“I would have never thought I’d come back and win. The first time I came here I had cancer,” said Alice Tarjan (USA).
“I thought, ‘this is so cool…if I can live long enough, I just want to come back and ride here. It’s been a journey.”
Tarjan embarked on that journey over 15-years-ago when she was diagnosed with non-Hodgkin lymphoma. The unthinkable trials paled in comparison to her triumphs, and the now cancer free 43-year-old has fulfilled her dream of competing at Dressage at Devon several times over.
Because of the promise she made to herself all those years ago, Tarjan’s milestones in the Dixon Oval are a special opportunity to reflect on how far she’s come in and out of the saddle. Especially on Friday, when she won the CDI-W Grand Prix Freestyle Qualifier with nine-year-old mare Serenade Mf on a score of 71.804.
She didn’t slide ahead on some small margin either. Canadian rider Megan Lane placed second with her 18-year-old 2018 World Equestrian Games partner Zodiac MW on a 67% score. Michael Bragdell (USA) followed just behind for third with 14-year-old stallion Qredit Hilltop, who tallied 66.391%.
Friday’s class, however, is still a qualifier, which means there is still work left to do before they return to the ring. For Tarjan, it’s not necessarily about tweaks in the training, but replicating what they already know.
“It wasn’t what we had in the warmup, but it’s always a work in progress. Hopefully tomorrow will be better and we have a better horse tomorrow. It’s an ongoing process to try and get the quality I can get in the warmup in the ring, but she doesn’t let you down, she really tries her heart out,” said Tarjan.
Their tests might not be perfectly polished just yet, but it is true Serenade has been trying her heart out for some time now. This summer in Rotterdam, Netherlands they finished third in the CDIO5* Grand Prix Special. Last month, the pair were also named the USEF Grand Prix Dressage National Champions in the U.S. Dressage Festival of Champions
Micaela Mabragana is living the American equestrian dream
Argentinian rider Micaela Mabragana pranced into the top spot in Friday’s CDI3* Grand Prix Special qualifier with 12-year-old Hanoverian gelding Diamond Russo. The pair nailed a 64.345 score, which have all the markings of a working student success story.
“I came here when I was 17-years-old to become a working student for Lendon Gray. I was working with her for five years, and then I started my own business,” said Mabragana.

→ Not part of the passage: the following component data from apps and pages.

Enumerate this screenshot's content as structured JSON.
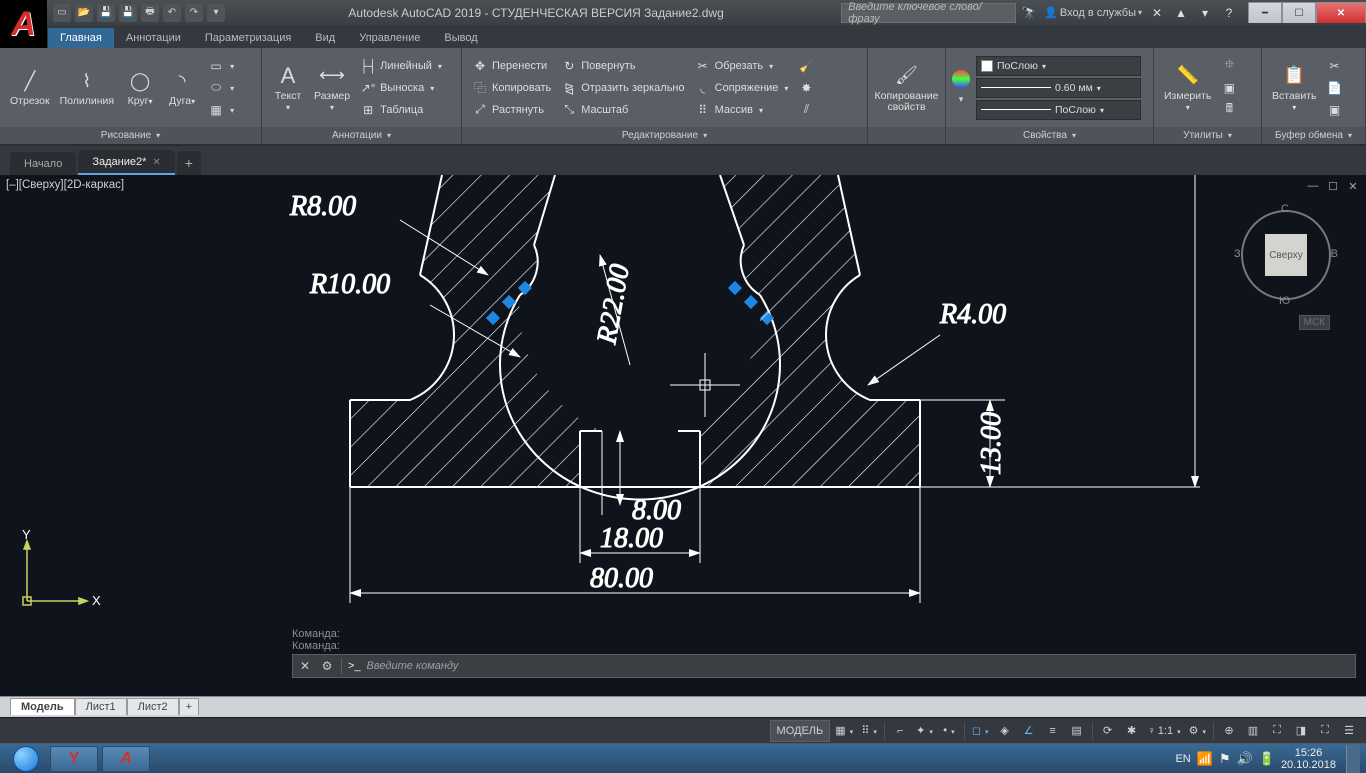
{
  "title": "Autodesk AutoCAD 2019 - СТУДЕНЧЕСКАЯ ВЕРСИЯ    Задание2.dwg",
  "search_placeholder": "Введите ключевое слово/фразу",
  "signin_label": "Вход в службы",
  "ribbon_tabs": [
    "Главная",
    "Аннотации",
    "Параметризация",
    "Вид",
    "Управление",
    "Вывод"
  ],
  "ribbon_active": 0,
  "draw": {
    "panel": "Рисование",
    "line": "Отрезок",
    "polyline": "Полилиния",
    "circle": "Круг",
    "arc": "Дуга"
  },
  "anno": {
    "panel": "Аннотации",
    "text": "Текст",
    "dim": "Размер",
    "linear": "Линейный",
    "leader": "Выноска",
    "table": "Таблица"
  },
  "edit": {
    "panel": "Редактирование",
    "move": "Перенести",
    "copy": "Копировать",
    "stretch": "Растянуть",
    "rotate": "Повернуть",
    "mirror": "Отразить зеркально",
    "scale": "Масштаб",
    "trim": "Обрезать",
    "fillet": "Сопряжение",
    "array": "Массив"
  },
  "clip_props_title": "Копирование свойств",
  "props": {
    "panel": "Свойства",
    "layer": "ПоСлою",
    "lw": "0.60 мм",
    "lt": "ПоСлою"
  },
  "util": {
    "panel": "Утилиты",
    "measure": "Измерить"
  },
  "clip": {
    "panel": "Буфер обмена",
    "paste": "Вставить"
  },
  "filetabs": {
    "home": "Начало",
    "file": "Задание2*"
  },
  "viewport": "[–][Сверху][2D-каркас]",
  "viewcube": {
    "face": "Сверху",
    "n": "С",
    "s": "Ю",
    "e": "В",
    "w": "З"
  },
  "wcs": "МСК",
  "dims": {
    "r8": "R8.00",
    "r10": "R10.00",
    "r22": "R22.00",
    "r4": "R4.00",
    "d13": "13.00",
    "d8": "8.00",
    "d18": "18.00",
    "d80": "80.00"
  },
  "ucs": {
    "x": "X",
    "y": "Y"
  },
  "cmd_history": [
    "Команда:",
    "Команда:"
  ],
  "cmd_prompt": ">_",
  "cmd_placeholder": "Введите  команду",
  "bottom_tabs": {
    "model": "Модель",
    "l1": "Лист1",
    "l2": "Лист2"
  },
  "status": {
    "model": "МОДЕЛЬ",
    "scale": "1:1"
  },
  "lang": "EN",
  "clock": {
    "time": "15:26",
    "date": "20.10.2018"
  }
}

The working student model often sees aspiring professionals, naive to the challenges of the industry, leave for other careers with haste. With the guidance of U.S. Olympic gold medalist Lendon Gray, Mabragana defied those odds.
“That was the beginning of my career, with Lendon. It was through her and her opportunities that she gave me that I was able to do it. The last time I was in this room I was a young rider. I had the right horse, another chestnut with four white socks. It was a chestnut affair,” said Mabragana.

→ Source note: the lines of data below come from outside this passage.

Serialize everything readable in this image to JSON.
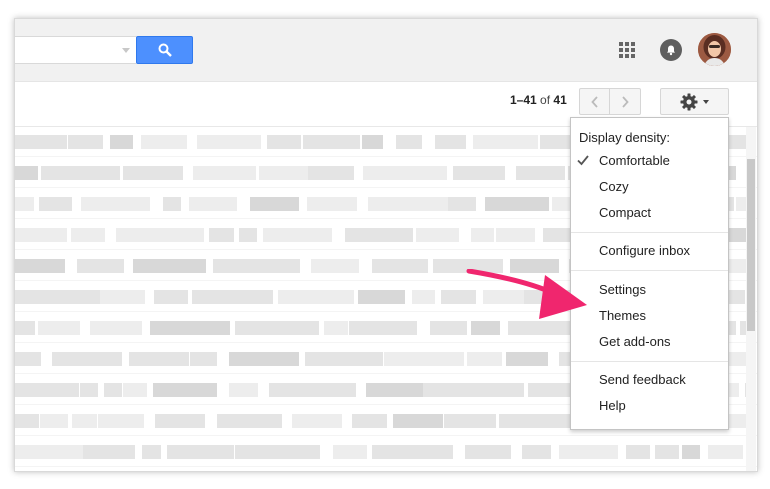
{
  "pager": {
    "range": "1–41",
    "of_label": "of",
    "total": "41"
  },
  "icons": {
    "search": "search-icon",
    "apps": "apps-grid-icon",
    "notifications": "bell-icon",
    "avatar": "avatar",
    "prev": "chevron-left-icon",
    "next": "chevron-right-icon",
    "settings": "gear-icon",
    "check": "check-icon"
  },
  "menu": {
    "heading": "Display density:",
    "density": [
      "Comfortable",
      "Cozy",
      "Compact"
    ],
    "selected_density": "Comfortable",
    "configure": "Configure inbox",
    "settings": "Settings",
    "themes": "Themes",
    "addons": "Get add-ons",
    "feedback": "Send feedback",
    "help": "Help"
  },
  "colors": {
    "search_button": "#4d90fe",
    "annotation_arrow": "#f0266e",
    "header_bg": "#f1f1f1"
  }
}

Now 36-years-old, the Argentine rider has big dreams (and, like many top riders, superstitions).
“I don’t want to jinx anything, but I would like to be able to do the Florida circuit with [Diamond Russo] and be able to represent Argentina at the Pan American games. I’m training with Antonio Diaz Porras he is from Spain, and is my partner,” said Mabragana.
Her experience as a rising professions has assured that the importance of a good team is never lost on her, so with the right amount of support and grit her goals are likely well within reach.
“I actually met him in the Pan American games of 2015 because he was the coach for the Argentinian team. He was in Spain, but just came here in March. So we are running things together. He does more of the sales horses, I do more of the clients. We are a good team.”